STEPS AND WALKING TIMES
Knowing the walking times :
The walking times indicated on this site, as well as on the signposting that you will find throughout the Tour du Mont-Blanc, are actual walking times.
This means that they do not take into account breaks or meal times.
These are "average" walking times which can be respected by anyone who walks "normally", is in good health and walks regularly.
It is however very important to note that the weight of the rucksack is an essential factor in the possibility - or not - to respect these times.
It is up to each person to estimate his or her own weight in relation to the criteria usually recognised as a basis for calculation, and thus to know how to modulate his or her own walking time forecasts.
The times are calculated as follows:
On the way up: gain of 300 metres of ascent per hour
On the way down: loss of 450 metres of ascent per hour.
(This figure can nevertheless reach 500 metres of ascent per hour on easy terrain, off mountain trails)
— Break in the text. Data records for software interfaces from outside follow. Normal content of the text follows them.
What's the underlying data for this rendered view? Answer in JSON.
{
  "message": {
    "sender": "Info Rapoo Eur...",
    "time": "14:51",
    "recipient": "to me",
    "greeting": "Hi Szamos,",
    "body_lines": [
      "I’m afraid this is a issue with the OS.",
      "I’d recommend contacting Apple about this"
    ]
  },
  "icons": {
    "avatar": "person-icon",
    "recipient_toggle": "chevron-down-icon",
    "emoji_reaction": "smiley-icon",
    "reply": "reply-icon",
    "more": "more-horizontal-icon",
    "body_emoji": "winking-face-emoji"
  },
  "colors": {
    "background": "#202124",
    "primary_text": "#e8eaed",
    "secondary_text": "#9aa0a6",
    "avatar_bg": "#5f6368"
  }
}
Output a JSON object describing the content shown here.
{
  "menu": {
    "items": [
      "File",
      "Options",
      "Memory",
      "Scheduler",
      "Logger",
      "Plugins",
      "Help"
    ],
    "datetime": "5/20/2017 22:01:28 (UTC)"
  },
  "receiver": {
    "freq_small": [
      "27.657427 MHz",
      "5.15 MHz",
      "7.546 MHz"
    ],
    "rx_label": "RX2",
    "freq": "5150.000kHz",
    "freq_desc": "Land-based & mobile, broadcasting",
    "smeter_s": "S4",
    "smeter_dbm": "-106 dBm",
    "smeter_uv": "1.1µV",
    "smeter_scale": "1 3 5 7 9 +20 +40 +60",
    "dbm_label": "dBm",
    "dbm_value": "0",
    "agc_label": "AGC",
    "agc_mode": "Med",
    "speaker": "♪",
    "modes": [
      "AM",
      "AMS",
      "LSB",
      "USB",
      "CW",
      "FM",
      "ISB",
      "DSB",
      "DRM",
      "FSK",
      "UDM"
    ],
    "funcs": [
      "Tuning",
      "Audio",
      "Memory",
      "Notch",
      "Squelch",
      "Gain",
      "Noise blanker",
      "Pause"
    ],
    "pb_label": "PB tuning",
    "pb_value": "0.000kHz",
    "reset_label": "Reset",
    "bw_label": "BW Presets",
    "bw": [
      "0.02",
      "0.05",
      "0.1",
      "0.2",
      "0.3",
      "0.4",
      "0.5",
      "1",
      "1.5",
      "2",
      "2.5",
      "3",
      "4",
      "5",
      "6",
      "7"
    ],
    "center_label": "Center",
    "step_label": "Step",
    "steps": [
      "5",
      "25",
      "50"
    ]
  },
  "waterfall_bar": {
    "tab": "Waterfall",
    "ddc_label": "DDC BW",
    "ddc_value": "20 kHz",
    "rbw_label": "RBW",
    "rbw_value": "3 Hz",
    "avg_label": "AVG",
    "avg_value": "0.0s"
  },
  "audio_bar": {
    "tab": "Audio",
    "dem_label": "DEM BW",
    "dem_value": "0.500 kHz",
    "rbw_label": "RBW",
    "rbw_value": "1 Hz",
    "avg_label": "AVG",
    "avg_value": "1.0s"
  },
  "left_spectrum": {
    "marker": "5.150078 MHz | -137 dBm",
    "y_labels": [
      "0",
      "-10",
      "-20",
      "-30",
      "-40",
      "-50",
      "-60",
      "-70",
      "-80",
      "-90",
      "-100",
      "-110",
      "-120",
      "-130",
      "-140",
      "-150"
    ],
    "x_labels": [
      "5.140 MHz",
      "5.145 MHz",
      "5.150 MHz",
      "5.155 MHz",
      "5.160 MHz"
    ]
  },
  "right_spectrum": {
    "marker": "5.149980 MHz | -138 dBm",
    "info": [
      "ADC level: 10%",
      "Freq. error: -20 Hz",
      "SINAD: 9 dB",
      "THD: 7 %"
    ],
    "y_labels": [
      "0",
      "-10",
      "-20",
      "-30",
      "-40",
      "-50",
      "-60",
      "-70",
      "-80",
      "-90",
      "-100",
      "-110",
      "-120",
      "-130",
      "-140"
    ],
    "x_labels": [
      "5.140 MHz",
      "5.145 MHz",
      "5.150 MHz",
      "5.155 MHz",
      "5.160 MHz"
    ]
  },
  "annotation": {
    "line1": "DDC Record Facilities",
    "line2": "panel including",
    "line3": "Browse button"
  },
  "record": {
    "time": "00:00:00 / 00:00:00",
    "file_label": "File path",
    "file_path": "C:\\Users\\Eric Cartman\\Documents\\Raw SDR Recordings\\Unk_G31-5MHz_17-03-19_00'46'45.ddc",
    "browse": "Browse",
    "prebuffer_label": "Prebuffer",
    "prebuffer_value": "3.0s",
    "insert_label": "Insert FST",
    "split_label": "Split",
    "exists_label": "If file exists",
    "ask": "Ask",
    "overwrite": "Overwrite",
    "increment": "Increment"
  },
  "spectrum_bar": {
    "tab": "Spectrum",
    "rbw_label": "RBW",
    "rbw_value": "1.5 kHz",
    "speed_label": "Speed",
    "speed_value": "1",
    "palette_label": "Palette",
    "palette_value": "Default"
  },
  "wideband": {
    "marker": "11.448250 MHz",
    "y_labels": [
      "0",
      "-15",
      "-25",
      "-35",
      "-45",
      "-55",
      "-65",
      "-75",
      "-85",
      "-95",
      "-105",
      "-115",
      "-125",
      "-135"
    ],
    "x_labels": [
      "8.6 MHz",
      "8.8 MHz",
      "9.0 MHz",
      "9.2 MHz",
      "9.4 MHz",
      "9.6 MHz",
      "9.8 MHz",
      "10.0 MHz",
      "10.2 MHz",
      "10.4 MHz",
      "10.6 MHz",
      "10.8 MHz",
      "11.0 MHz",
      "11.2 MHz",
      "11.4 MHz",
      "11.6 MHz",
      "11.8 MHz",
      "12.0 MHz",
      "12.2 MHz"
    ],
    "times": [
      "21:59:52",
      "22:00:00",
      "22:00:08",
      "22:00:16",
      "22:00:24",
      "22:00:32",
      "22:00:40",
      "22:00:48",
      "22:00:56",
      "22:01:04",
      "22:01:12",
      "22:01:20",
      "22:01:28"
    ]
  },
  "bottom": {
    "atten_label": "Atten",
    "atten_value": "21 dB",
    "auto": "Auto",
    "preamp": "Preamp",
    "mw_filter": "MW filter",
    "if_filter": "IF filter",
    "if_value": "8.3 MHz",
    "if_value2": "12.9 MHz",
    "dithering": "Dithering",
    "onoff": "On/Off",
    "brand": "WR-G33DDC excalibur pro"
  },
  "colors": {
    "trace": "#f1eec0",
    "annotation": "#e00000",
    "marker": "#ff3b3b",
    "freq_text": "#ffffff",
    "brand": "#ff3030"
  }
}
On reasonably "flat" sections: 3.5 Kilometres of distance per hour on trails.
(This figure can be as high as 4 to 4.2 kilometres per hour on easy terrain, such as a carriageway or a stretch of road).
Plan ahead, be within your maximum capacity, and allow yourself a safety margin in case of unforeseen circumstances.
Any mountain itinerary can present serious difficulties depending on the season (snow cover at high altitudes) or atmospheric conditions (fog, storms, snowfalls sometimes...). Study the route carefully and do not underestimate its length, especially with children. Leave early and allow for a fairly large safety margin in the walking schedule (see above)...
The mountain climate is harsh and the weather can change dramatically. Bring warm, waterproof clothing and good walking shoes.
Do not go alone! Tell your family or friends where you are going.
Do not take shortcuts: they cause gullies which, aggravated by rainwater run-off, damage the soil and vegetation. Picnics on walks can be a feast: to avoid damaging the sites, take a plastic bag for your leftovers.
Please note: dogs are not allowed inside the nature reserves.
The presence of the wolf requires shepherds to have protection dogs with their herds. Go around the herd when possible; "announce yourself" and do not surprise the dogs; do not threaten them; stay calm and put a material "barrier" between you and the dog, such as a rucksack or an outfit; stop and do not run; always stay in front of the dog; be patient so that the dog identifies you and judges that you are not a threat to the herd that it must guard and defend.
If you have a dog yourself, keep it on a lead.
CODE OF CONDUCT
If the path remains the "territory of Man", walking outside it means, for today's hiker, transgressing the rule and encroaching on the territory of the wild beasts which, as a result, abandon it for other, more remote places.
Cable cars and mountain trains allow everyone to discover the high mountains. These are private and paying facilities that can be used to shorten your hike.
The itineraries described on this site are always subject to change and the Community of Communes Pays du Mont-Blanc cannot be held responsible for these changes.